|Delivery Type||Delivery length / details|
|Lecture||1 x 2 hour lecture per week|
|Practical||1 x 3 hour practical per semester|
|Assessment Type||Assessment length / details||Proportion|
|Semester Exam||2 Hours Outcomes assessed: 1, 2, 3||100%|
|Supplementary Exam||2 Hours Outcomes assessed: 1, 2, 3||100%|
On completion of the module students will be able to:
1. Understand the scientific principles that underpin the nutrition of animals, especially ruminant animals;
2. Appreciate the methods used to study nutrition;
3. Follow future developments in this field.
The module aims to outline the fundamental biochemical and microbiological principles that underpin animal nutrition. Although it focuses on ruminants, descriptions of the relevant processes in monogastrics will also be given where appropriate.
The lectures cover selected key topics including nutrient metabolism, microbial population and ecology and estimation of the kinetic parameters of feed digestion. Other topics covered include anti-nutritive properties of feeds, the nutritional basis of the major metabolic diseases and feed intake regulation, measurement and prediction.
Students will undertake laboratory practicals in groups and this will contribute to developing their team work skills. However, the subsequent calculations, literature review, validation of analytical results and conclusion will be done on an individual basis. This will develop skills related to independent project work.
.2 IT and information handling
Students will need to use spreadsheets to store data obtained from laboratory practicals and will be required to word process assignments. Graphics programmes will also be employed in the presentation of the laboratory results.
.3 Use and analysis of numerical information
The application of numeracy will be developed and assessed through laboratory practicals which will require the calculation and validation of the chemical composition of certain feedstuffs.
.4 Writing in an academic context

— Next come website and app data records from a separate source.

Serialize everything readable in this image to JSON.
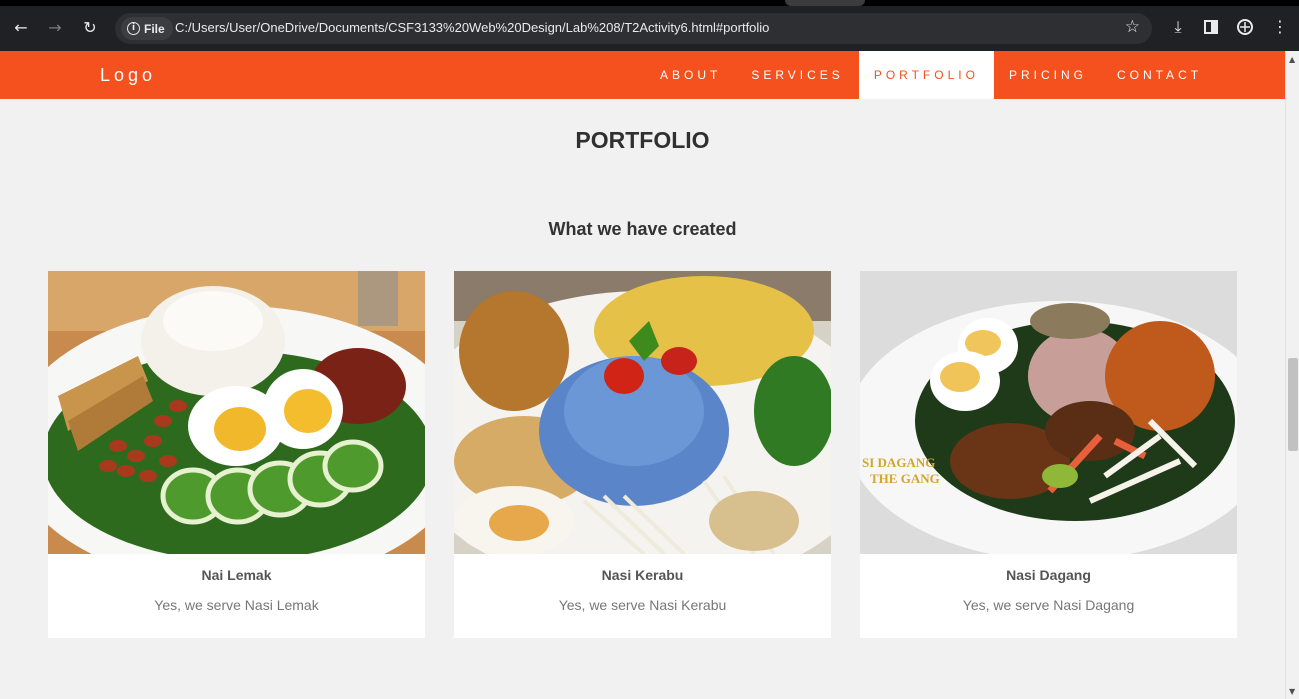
{
  "browser": {
    "site_chip_label": "File",
    "url": "C:/Users/User/OneDrive/Documents/CSF3133%20Web%20Design/Lab%208/T2Activity6.html#portfolio",
    "back_icon": "arrow-left-icon",
    "forward_icon": "arrow-right-icon",
    "reload_icon": "reload-icon",
    "bookmark_icon": "star-icon",
    "download_icon": "download-icon",
    "menu_icon": "kebab-menu-icon"
  },
  "navbar": {
    "logo": "Logo",
    "links": [
      "ABOUT",
      "SERVICES",
      "PORTFOLIO",
      "PRICING",
      "CONTACT"
    ],
    "active_link": "PORTFOLIO",
    "bg_color": "#f4511e"
  },
  "section": {
    "title": "PORTFOLIO",
    "subtitle": "What we have created"
  },
  "cards": [
    {
      "title": "Nai Lemak",
      "desc": "Yes, we serve Nasi Lemak"
    },
    {
      "title": "Nasi Kerabu",
      "desc": "Yes, we serve Nasi Kerabu"
    },
    {
      "title": "Nasi Dagang",
      "desc": "Yes, we serve Nasi Dagang"
    }
  ],
  "image_watermark": {
    "line1": "SI DAGANG",
    "line2": "THE GANG"
  }
}
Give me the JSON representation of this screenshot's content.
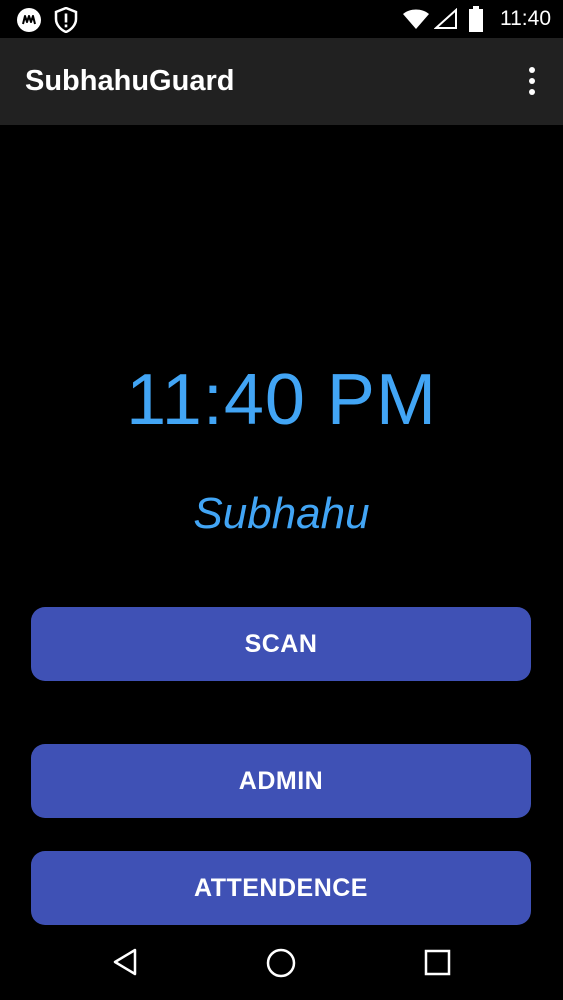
{
  "status_bar": {
    "time": "11:40",
    "icons": [
      "notification-app-icon",
      "alert-shield-icon",
      "wifi-icon",
      "signal-icon",
      "battery-icon"
    ]
  },
  "app_bar": {
    "title": "SubhahuGuard",
    "overflow_icon": "more-vert-icon"
  },
  "main": {
    "clock": "11:40 PM",
    "name": "Subhahu",
    "accent_color": "#42a5f5",
    "button_color": "#3f51b5",
    "buttons": [
      {
        "label": "SCAN"
      },
      {
        "label": "ADMIN"
      },
      {
        "label": "ATTENDENCE"
      }
    ]
  },
  "nav_bar": {
    "icons": [
      "back-icon",
      "home-icon",
      "recents-icon"
    ]
  }
}
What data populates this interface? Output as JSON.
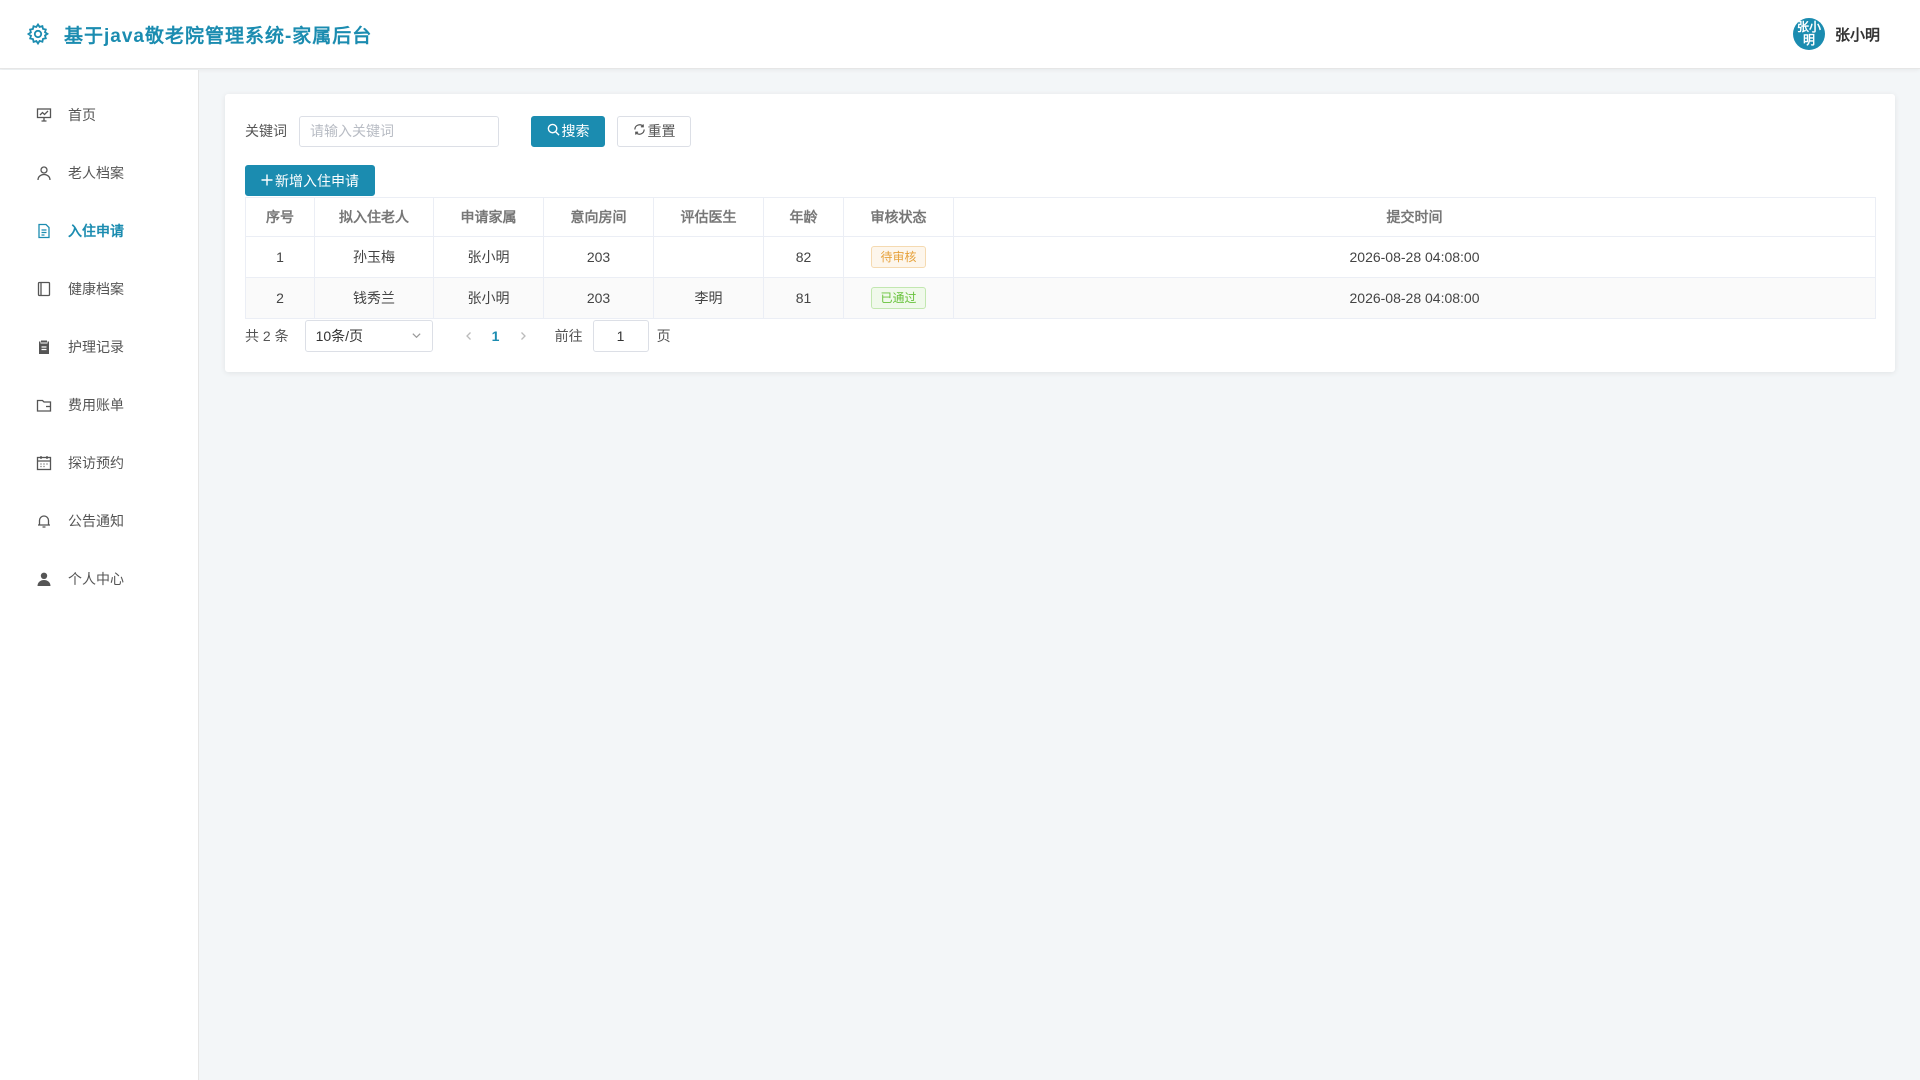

Skills related to academic writing will be developed and assessed through write-ups on the laboratory practicals. Brevity, coherence, and relevance of discussion, citation and use of references, ( and to a lesser extent grammar, punctuation, spelling and syntax) will form part of the assessment criteria for such essays.
.5 Oral discussion and presentation
This skill will be developed by encouraging students to discuss lecture topics amongst themselves and constructively criticize the lecturer and each other. The lecturer will also attempt to ensure active student participation in lectures by asking several questions.
.6 Careers need awareness
This skill will be developed by regular references to how the information presented during lectures assists in decision making in animal nutrition - related careers.
The use of initiative and self management will be developed by the provision of reading lists and assessed by the students preparedness for lectures, answers to oral and examination questions and assignments.
.8 Group activity
Students will undertake laboratory practicals in groups and this will contribute to developing their team work skills.
Church D C (1994) Digestive physiology and nutrition of ruminants 3rd O and B Books, Corvallis, Oregon USA Primo search Forbes J M and France J (1993) Quantitative aspects of ruminant digestion and metabolism CABI Primo search McDonald P, Edwards R A and Greenhalgh J F D (1988) Animal nutrition 4th Longman Scientific and Technical Primo search van Soest P J (1994) Nutritional ecology of the ruminant Cornell University Press Primo search Recent advances in animal nutrition. Proceedings of conferences held at Nottingham University since 1967 Butterworth Primo search
This module is at CQFW Level 6